Young sockeye arriving in the ocean feed on creatures lower on the marine food chain than many other salmon, gobbling up tiny zooplankton, while Chinook and coho salmon go after small fish. The scientists suspect this helps sockeye benefit more quickly from improved ocean conditions that nourish the food chain from the bottom up. The result is that far more sockeye may survive their difficult years in the ocean than traditional indicators used for other salmon might suggest.
Sockeye may also benefit more immediately from smaller areas of improved ocean conditions, for much the same reason.
"Sockeye eat further down in the food chain, so they seem to respond to these changes more directly and more quickly than we see with coho and Chinook," said John Williams, lead author of the research published in the May edition of the journal Fisheries Oceanography. "We may get good returns for sockeye even when other fish aren’t showing the same response."
Nearly 400,000 sockeye returned to the Columbia River in 2010, more than in any other year since counting began in the late 1930s when Bonneville Dam was built. Sockeye surprised the region again in 2012 when more than 500,000 fish flooded back to the Columbia. The boom generated wide speculation about the factors at play.
To unravel the likely causes, NOAA researchers looked for relationships between sockeye returns over more than 25 years and 19 different factors that affect conditions in the river and ocean, including river flow, temperatures, and the spill of water past dams. In the ocean they examined factors including the upwelling of cold, nutrient-rich seawater and the large-scale Pacific Decadal Oscillation, a marine climate pattern known to drive ocean conditions and affect salmon.
They found the factors with by far the greatest influence on sockeye returns were the April upwelling and the Pacific Northwest Index, a regional climate indicator developed about 20 years ago to assess factors affecting oyster growth.

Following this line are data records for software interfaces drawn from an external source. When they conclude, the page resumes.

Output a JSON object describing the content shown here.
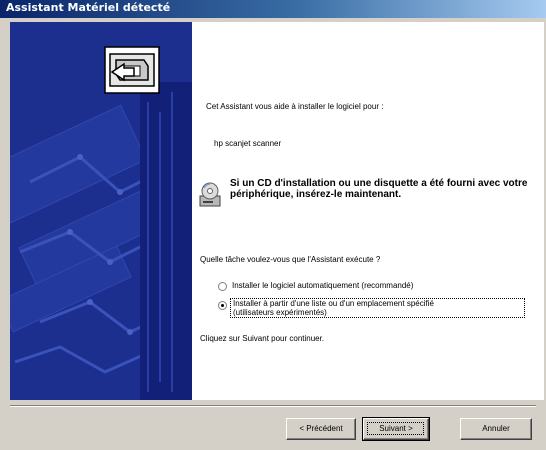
{
  "window": {
    "title": "Assistant Matériel détecté"
  },
  "content": {
    "intro": "Cet Assistant vous aide à installer le logiciel pour :",
    "device_name": "hp scanjet scanner",
    "cd_notice": "Si un CD d'installation ou une disquette a été fourni avec votre périphérique, insérez-le maintenant.",
    "question": "Quelle tâche voulez-vous que l'Assistant exécute ?",
    "options": [
      {
        "label": "Installer le logiciel automatiquement (recommandé)",
        "selected": false
      },
      {
        "label_line1": "Installer à partir d'une liste ou d'un emplacement spécifié",
        "label_line2": "(utilisateurs expérimentés)",
        "selected": true
      }
    ],
    "continue_hint": "Cliquez sur Suivant pour continuer."
  },
  "buttons": {
    "back": "< Précédent",
    "next": "Suivant >",
    "cancel": "Annuler"
  },
  "icons": {
    "wizard": "hardware-wizard-icon",
    "cd": "cd-drive-icon"
  },
  "colors": {
    "titlebar_start": "#0a246a",
    "side_panel": "#1a2c8c",
    "dialog_face": "#d4d0c8"
  }
}
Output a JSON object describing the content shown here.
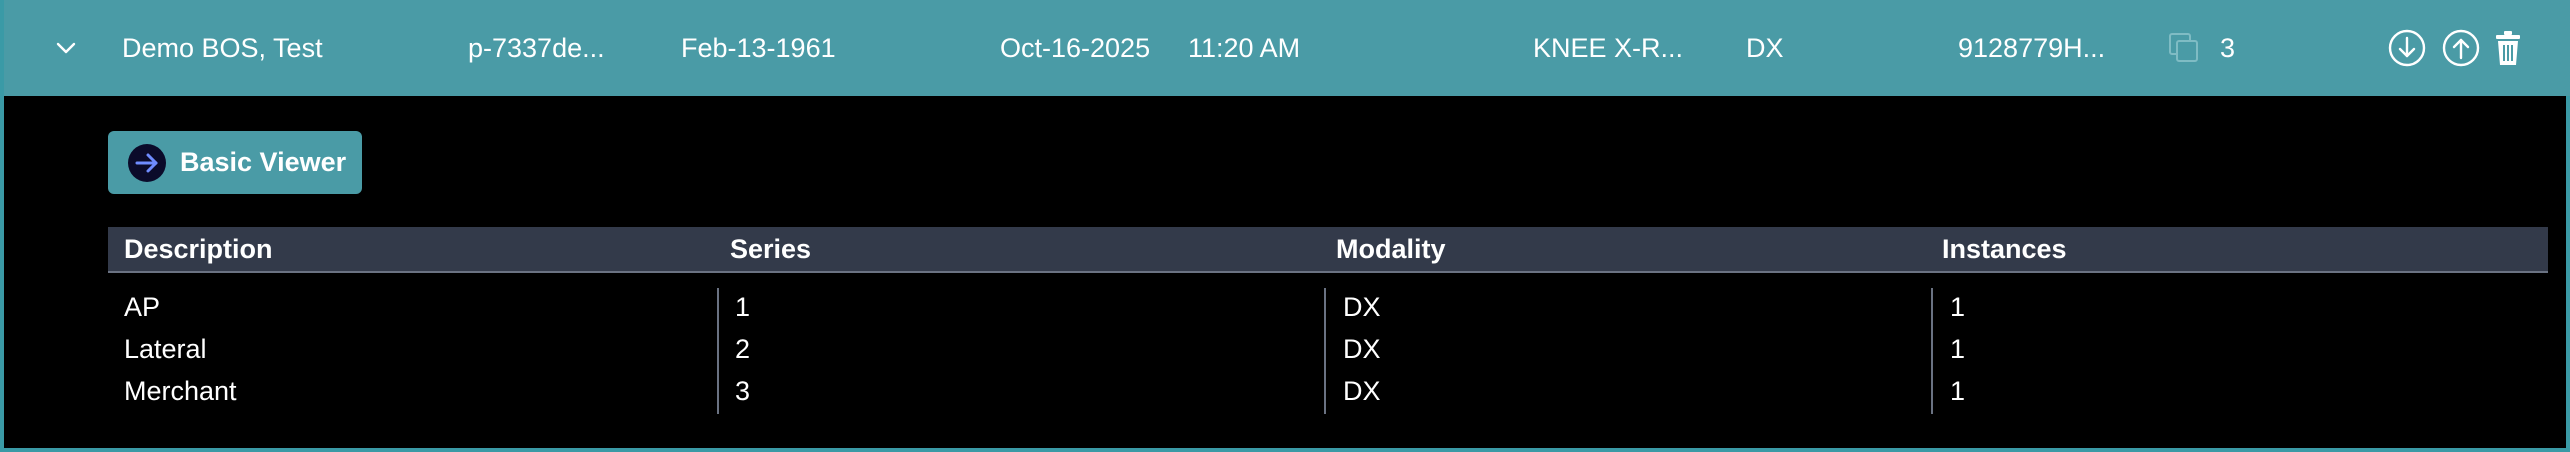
{
  "study": {
    "patient_name": "Demo BOS, Test",
    "mrn": "p-7337de...",
    "dob": "Feb-13-1961",
    "study_date": "Oct-16-2025",
    "study_time": "11:20 AM",
    "description": "KNEE X-R...",
    "modality": "DX",
    "accession": "9128779H...",
    "instances": "3",
    "accent_color": "#4a9ba6"
  },
  "actions": {
    "basic_viewer_label": "Basic Viewer"
  },
  "table": {
    "headers": [
      "Description",
      "Series",
      "Modality",
      "Instances"
    ],
    "rows": [
      [
        "AP",
        "1",
        "DX",
        "1"
      ],
      [
        "Lateral",
        "2",
        "DX",
        "1"
      ],
      [
        "Merchant",
        "3",
        "DX",
        "1"
      ]
    ]
  },
  "icons": {
    "expand": "chevron-down-icon",
    "download": "download-icon",
    "upload": "upload-icon",
    "delete": "trash-icon",
    "instances": "stack-icon",
    "viewer": "arrow-right-icon"
  }
}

Although the Index is based on terrestrial measurements such as snowpack, it reflects ocean temperatures and wind patterns circulation, Williams said.
"These things producing terrestrial conditions are the things occurring right off the coast, and the things happening right off the coast are the same ones affecting sockeye," he said.
It was still not clear exactly what conditions at sea affected sockeye most. But the resulting strong returns benefited the majority of Columbia River sockeye that return to Lake Wenatchee and Lake Osyoos on the upper Columbia and the far fewer and endangered Snake River sockeye that return to mountain lakes in Central Idaho.
"Something to do with the ocean was definitely driving these returns, and we saw its influence in both in the Snake and the Columbia," said Rich Zabel, director of the Fish Ecology Division at the Science Center and a coauthor of the study.
The ocean influences were so strong when juvenile sockeye entered the ocean in 2008 that 23.5 percent of the fish eventually returned as adults, a very high return rate. Conditions in the river when the young fish migrated toward the ocean showed very little influence by comparison, the study found.
"We got a huge return from not that many juveniles going out, which really tells you that the ocean is very important," Williams said.
The study did find a positive trend of increasing survival of juvenile sockeye in the Columbia River above McNary Dam, suggesting that efforts in the United States and British Columbia to improve habitat and dam passage are paying off by helping more young sockeye migrate safely downriver. And the more juvenile sockeye that reach the ocean, the more that benefit when conditions there are good.
"Some freshwater factors may be relevant, but the dominant factor clearly seemed to be the ocean," Zabel said. "That doesn’t mean that freshwater isn’t important, but it does suggest that the results are really dependent on what’s happening in the ocean."